Most seasons, Ohio State would be clearly on the outside of the NCAA tournament picture looking in.
Not in 2019.
The Buckeyes have a 6-11 record in the calendar year of 2019 and have lost back-to-back games by 35 points to Purdue and by 18 points to Northwestern. Still, they find themselves squarely in the mix of teams competing for an at-large bid into the Big Dance, even though what happened versus the Wildcats diminished their odds.
Entering Wednesday, all but one of the brackets aggregated by Bracket Matrix had Ohio State in the field of 68. With just two regular-season games and the Big Ten tournament remaining, the team's chances of making the NCAA tournament looked relatively promising. The Buckeyes endured a five-game losing streak in January and haven't looked particularly dangerous recently, but their 12-1 start to the season and nearly .500 play in the conference boosted the tournament chances.
Then came the 68-50 loss to the Wildcats on Wednesday.
Losses happen. Many are explainable. Even the 86-51 blowout defeat against Purdue in West Lafayette, Indiana, had simple reasoning: the Boilermakers seemingly couldn't miss any shots, and the Buckeyes were playing their first game without Kaleb Wesson, serving an indefinite suspension for violating athletic department policy.
Ohio State doesn't have any reasonable justification for what happened in Evanston, Illinois, against Northwestern, which had lost 10 games in a row.

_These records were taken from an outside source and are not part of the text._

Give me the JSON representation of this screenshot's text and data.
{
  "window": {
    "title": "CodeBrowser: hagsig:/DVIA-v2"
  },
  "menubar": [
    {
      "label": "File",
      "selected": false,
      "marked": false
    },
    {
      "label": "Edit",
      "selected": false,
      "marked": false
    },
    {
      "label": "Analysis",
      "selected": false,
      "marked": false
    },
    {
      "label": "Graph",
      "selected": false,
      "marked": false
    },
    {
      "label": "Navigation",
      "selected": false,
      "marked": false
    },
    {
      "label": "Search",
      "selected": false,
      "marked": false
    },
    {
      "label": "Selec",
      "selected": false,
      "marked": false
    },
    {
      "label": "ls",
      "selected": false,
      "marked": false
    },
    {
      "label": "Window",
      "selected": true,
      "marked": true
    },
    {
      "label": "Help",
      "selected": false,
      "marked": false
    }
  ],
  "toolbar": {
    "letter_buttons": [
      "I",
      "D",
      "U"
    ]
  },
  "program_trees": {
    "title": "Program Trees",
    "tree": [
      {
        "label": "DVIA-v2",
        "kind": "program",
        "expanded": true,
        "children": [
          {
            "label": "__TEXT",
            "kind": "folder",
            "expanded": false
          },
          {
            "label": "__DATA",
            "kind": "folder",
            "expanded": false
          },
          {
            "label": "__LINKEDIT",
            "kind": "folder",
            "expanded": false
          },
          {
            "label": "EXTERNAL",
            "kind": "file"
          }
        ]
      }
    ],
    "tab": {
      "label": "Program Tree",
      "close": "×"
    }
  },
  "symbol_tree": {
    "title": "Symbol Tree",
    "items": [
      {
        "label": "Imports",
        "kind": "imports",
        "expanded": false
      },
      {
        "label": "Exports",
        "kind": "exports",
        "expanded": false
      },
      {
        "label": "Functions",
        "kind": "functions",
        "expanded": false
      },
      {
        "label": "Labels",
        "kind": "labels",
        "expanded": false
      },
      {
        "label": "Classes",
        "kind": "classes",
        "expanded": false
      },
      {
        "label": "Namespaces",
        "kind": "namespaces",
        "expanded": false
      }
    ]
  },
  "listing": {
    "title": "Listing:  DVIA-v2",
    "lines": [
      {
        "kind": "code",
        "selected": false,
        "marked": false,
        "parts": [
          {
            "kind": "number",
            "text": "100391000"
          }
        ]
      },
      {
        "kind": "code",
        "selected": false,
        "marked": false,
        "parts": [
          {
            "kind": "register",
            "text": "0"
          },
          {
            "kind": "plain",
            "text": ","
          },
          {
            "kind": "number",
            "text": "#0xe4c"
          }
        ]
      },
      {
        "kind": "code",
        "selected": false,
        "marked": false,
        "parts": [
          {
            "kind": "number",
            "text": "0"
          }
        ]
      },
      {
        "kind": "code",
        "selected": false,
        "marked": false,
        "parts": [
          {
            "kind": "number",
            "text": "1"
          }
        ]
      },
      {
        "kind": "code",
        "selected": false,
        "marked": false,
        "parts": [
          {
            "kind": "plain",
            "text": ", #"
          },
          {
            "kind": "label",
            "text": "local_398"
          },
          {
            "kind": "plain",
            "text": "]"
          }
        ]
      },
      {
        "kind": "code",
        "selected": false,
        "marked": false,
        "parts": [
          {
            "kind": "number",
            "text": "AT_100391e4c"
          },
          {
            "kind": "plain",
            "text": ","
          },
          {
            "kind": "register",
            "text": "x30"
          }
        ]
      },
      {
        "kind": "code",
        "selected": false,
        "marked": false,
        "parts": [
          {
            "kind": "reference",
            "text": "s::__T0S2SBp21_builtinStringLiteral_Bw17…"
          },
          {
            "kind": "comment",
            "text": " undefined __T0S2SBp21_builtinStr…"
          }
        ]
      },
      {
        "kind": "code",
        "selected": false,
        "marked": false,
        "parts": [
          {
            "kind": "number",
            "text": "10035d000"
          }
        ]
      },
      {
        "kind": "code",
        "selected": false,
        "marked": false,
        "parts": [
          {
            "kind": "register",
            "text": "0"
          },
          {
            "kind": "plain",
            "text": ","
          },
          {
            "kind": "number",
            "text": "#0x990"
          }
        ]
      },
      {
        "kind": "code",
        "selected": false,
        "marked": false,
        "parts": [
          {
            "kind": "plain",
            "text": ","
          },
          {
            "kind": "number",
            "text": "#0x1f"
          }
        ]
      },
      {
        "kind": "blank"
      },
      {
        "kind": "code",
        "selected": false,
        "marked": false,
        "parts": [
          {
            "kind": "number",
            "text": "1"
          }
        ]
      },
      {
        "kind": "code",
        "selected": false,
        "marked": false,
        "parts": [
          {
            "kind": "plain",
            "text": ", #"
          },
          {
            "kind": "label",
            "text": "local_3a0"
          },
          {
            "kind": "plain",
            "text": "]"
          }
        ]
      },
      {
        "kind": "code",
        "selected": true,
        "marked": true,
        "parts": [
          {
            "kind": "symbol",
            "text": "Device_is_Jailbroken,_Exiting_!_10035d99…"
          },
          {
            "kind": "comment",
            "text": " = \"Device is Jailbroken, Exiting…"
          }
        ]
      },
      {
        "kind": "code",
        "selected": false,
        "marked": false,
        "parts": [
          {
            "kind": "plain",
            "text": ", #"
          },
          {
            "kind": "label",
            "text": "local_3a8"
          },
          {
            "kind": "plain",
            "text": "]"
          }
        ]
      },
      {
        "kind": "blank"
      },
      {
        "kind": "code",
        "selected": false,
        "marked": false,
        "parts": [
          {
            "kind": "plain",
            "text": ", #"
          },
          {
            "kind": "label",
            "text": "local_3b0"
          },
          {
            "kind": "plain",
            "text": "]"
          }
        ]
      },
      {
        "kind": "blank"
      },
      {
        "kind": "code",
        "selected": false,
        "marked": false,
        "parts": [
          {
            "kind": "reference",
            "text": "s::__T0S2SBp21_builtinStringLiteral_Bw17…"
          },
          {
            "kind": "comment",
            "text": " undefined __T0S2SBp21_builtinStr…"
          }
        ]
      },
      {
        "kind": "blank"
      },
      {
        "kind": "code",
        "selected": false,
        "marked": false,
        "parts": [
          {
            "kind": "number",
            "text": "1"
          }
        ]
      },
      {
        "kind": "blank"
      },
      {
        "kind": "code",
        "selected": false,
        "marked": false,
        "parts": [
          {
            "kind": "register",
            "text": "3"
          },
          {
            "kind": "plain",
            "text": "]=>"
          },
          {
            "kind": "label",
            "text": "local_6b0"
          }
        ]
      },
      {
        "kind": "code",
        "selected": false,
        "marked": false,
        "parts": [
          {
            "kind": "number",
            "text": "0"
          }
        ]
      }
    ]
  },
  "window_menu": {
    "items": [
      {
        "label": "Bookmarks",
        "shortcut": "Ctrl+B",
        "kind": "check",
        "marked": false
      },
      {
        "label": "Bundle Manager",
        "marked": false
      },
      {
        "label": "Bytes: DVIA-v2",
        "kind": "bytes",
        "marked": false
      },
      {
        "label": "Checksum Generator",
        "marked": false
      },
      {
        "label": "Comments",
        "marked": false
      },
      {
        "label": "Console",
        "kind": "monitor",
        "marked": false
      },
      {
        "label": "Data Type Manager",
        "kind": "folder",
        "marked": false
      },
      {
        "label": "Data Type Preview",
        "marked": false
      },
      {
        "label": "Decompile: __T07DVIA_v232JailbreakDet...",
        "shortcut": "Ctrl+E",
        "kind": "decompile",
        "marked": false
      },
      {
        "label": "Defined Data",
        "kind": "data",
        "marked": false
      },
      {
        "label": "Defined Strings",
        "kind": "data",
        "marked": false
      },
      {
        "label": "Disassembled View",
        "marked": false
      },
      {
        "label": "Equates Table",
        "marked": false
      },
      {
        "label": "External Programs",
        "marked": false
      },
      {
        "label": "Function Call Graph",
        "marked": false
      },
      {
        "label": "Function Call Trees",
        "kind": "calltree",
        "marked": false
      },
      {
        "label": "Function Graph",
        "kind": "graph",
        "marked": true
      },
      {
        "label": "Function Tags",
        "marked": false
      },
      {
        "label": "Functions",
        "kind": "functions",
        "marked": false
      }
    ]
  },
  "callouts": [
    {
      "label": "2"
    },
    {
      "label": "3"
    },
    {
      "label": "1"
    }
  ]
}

NCAA tournament-worthy teams typically don't lose to the worst team in their respective conference just one week from the conference tournament beginning.
But that's exactly what happened on Wednesday.
The Buckeyes didn't make a field goal for over eight minutes to begin the game and entered halftime with just four made shots from the field. A second-half rally fell short by five points when Northwestern responded with a 10-0 run to take a 15-point lead with six minutes remaining.
"We took some bad shots," Chris Holtmann said. "At the same time, we missed some open ones."
Andre Wesson, Luther Muhammad and Jaedon LeDee combined to miss all 16 of their shots. Ohio State hit only 17-of-64 shots and just four-of-26 3-pointers.
The Buckeyes had just nine turnovers, but they helped lead to Northwestern accumulating 15 fast-break points. Without Kaleb Wesson for the second game in a row, they had nowhere to turn on offense.
"Their size presented some problems for us," Holtmann said. "We tried to play inside-out. That didn't really work. I thought our turnovers really hurt us. It fueled some of their offensive plays there in transition. I thought that was what I was most disappointed about."
The 18-point defeat to the team that had locked up the 14th seed in the Big Ten tournament came at quite the inopportune time.
Ohio State is now 18-12 with an 8-11 record in the Big Ten with one more regular-season game remaining, a matchup with No. 21 Wisconsin on Sunday at home.
Holtmann hasn't given any indication of whether he anticipates Wesson returning, so it's fair to assume he likely won't play versus the Badgers, increasing the possibility of a three-game losing streak to end the regular season. Even with the bubble about as bad in totality as it can be, a loss leading to an 18-13 overall record and an 8-12 conference record to end the regular season would likely put the Buckeyes on the outside of the tournament picture, necessitating a win or two in the Big Ten tournament.
For months, Ohio State has remained in projected brackets despite not looking like a tournament-level team on the court, and that appears to be catching up with it.
Injuries and Wesson's suspension have hit hard, too. Dererk Pardon, Northwestern's starting center, scored 18 of his 20 points in the second half of Wednesday's game, taking advantage of a frontcourt bereft of depth.
Not only was Kaleb Wesson missing, but Andre Wesson battled through foul trouble and Kyle Young toughed out a pair of injuries to play 26 minutes. Holtmann said Young suffered a sprained ankle on either Monday or Tuesday, adding to the stress fracture in his right leg that held him out of four games a couple months ago and continues to keep him out of the majority of practices. C.J. Jackson also didn't start and is hurt, too, according to the Columbus Dispatch.
Despite the injuries and Wesson's suspension, Ohio State desperately needs a win to remain in the NCAA tournament picture. How it plans to pull that off with Young and Jackson hobbled and Kaleb Wesson likely out is anyone's guess.
But in order for the Buckeyes to make the NCAA tournament, they can't afford to remain in the losing column.